Check each line of the data for "JSON", and copy the ones that have it.

[Opening Provided information section]

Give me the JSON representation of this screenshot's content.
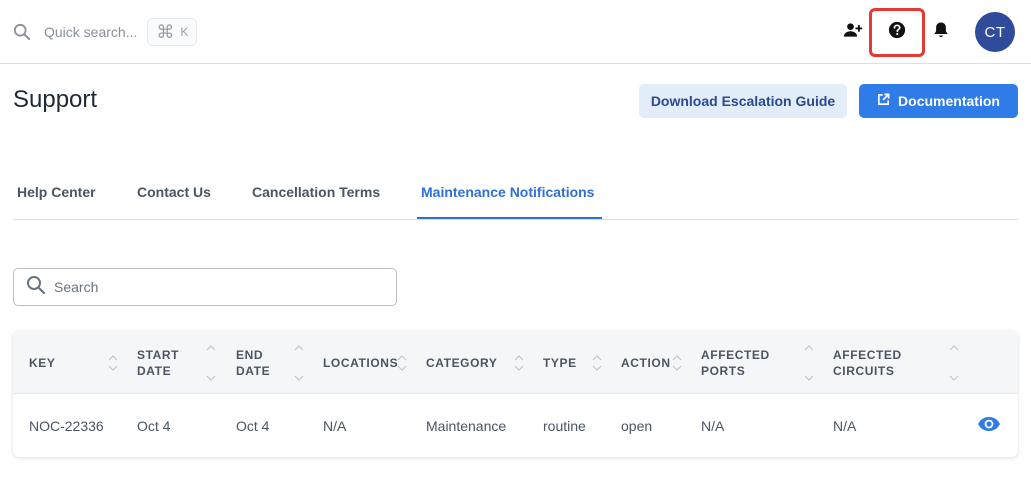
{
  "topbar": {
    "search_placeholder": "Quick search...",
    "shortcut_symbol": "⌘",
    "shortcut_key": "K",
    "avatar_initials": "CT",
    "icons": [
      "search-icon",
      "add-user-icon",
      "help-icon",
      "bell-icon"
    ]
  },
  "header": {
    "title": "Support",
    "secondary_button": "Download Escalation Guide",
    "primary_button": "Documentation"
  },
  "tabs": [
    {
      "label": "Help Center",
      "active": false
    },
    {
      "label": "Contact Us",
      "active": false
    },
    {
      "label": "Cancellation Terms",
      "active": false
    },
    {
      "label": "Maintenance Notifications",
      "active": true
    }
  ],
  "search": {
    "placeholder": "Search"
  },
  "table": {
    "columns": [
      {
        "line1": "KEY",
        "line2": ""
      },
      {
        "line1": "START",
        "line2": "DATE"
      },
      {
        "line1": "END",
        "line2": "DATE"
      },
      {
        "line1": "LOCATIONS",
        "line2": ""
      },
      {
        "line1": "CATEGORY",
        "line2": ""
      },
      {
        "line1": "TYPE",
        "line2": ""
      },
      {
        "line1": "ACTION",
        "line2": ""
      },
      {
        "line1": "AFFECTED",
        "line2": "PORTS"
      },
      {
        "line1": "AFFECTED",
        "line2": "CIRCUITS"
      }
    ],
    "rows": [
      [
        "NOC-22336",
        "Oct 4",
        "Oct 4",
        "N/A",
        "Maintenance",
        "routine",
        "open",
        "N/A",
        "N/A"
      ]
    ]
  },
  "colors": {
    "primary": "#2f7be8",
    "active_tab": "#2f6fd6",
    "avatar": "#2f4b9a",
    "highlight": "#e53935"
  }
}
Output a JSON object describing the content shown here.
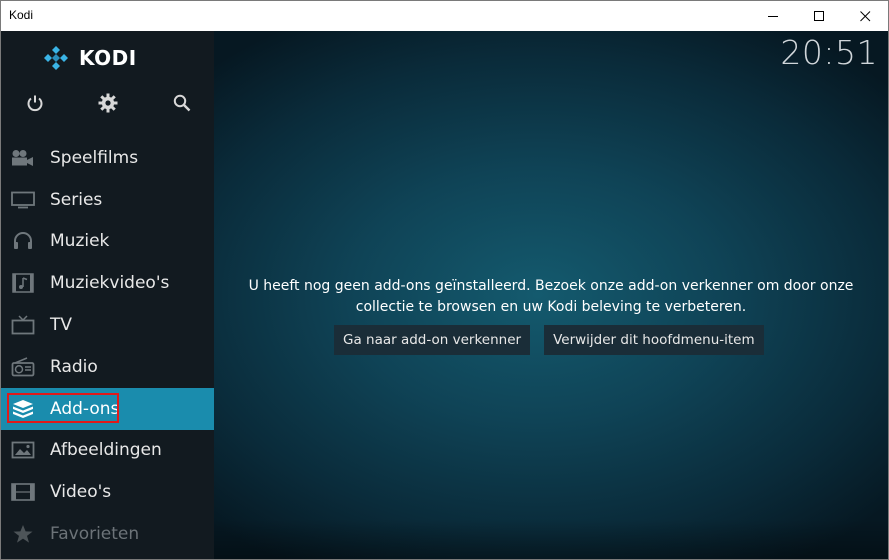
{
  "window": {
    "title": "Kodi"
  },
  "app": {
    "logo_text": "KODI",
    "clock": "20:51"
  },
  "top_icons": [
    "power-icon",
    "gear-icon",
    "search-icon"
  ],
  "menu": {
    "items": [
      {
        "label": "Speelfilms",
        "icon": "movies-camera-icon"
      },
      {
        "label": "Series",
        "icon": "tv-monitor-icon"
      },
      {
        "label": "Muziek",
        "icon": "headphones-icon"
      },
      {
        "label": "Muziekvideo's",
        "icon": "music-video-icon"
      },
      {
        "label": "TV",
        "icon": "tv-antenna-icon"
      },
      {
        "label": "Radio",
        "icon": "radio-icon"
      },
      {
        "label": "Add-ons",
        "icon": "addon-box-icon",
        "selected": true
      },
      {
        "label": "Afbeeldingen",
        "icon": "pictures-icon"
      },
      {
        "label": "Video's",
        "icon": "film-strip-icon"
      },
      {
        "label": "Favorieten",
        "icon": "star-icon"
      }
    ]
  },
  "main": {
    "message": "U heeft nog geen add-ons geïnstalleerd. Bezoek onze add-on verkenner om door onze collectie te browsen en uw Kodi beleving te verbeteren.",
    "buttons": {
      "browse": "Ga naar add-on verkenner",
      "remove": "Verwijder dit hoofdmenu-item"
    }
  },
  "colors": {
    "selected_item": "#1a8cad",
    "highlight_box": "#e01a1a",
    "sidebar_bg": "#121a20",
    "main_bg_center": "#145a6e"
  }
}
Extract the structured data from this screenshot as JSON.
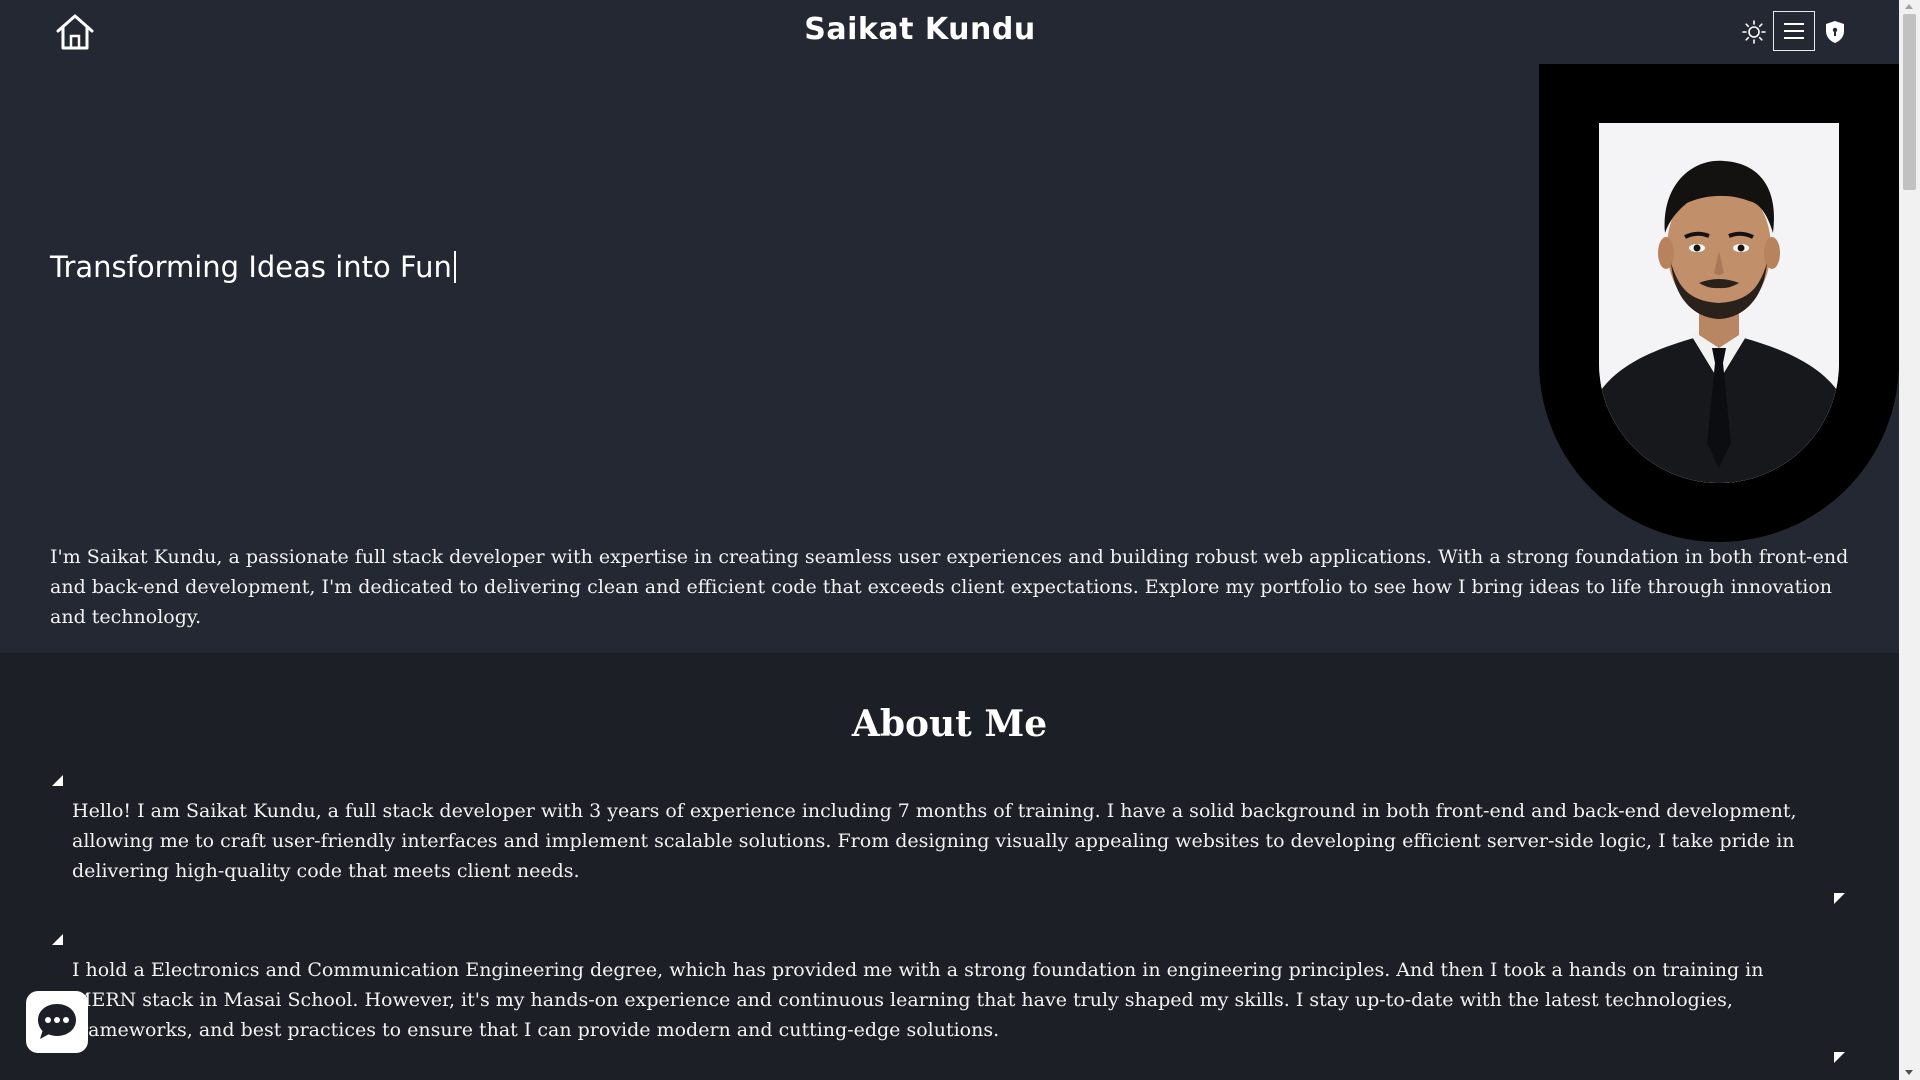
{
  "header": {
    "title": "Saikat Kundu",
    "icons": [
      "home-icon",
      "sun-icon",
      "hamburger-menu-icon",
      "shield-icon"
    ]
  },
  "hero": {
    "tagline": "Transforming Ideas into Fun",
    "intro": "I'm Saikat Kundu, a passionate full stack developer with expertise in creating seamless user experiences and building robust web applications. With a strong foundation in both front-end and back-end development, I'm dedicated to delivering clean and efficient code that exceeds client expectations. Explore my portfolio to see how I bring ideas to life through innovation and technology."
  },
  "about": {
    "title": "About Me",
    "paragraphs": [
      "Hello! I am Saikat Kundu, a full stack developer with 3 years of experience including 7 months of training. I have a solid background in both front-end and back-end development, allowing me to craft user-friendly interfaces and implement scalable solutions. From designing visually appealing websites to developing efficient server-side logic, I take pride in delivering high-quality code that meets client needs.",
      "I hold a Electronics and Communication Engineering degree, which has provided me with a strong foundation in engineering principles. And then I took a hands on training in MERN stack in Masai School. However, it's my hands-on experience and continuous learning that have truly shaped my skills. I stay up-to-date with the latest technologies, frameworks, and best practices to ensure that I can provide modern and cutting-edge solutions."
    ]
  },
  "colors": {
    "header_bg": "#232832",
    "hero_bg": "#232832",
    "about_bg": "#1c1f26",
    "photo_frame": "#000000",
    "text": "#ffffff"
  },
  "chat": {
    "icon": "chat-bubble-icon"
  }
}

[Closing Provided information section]

Exercise response ->
Give me the JSON representation of this screenshot's content.
Output a JSON object describing the content shown here.
Extract the structured data from this screenshot as JSON.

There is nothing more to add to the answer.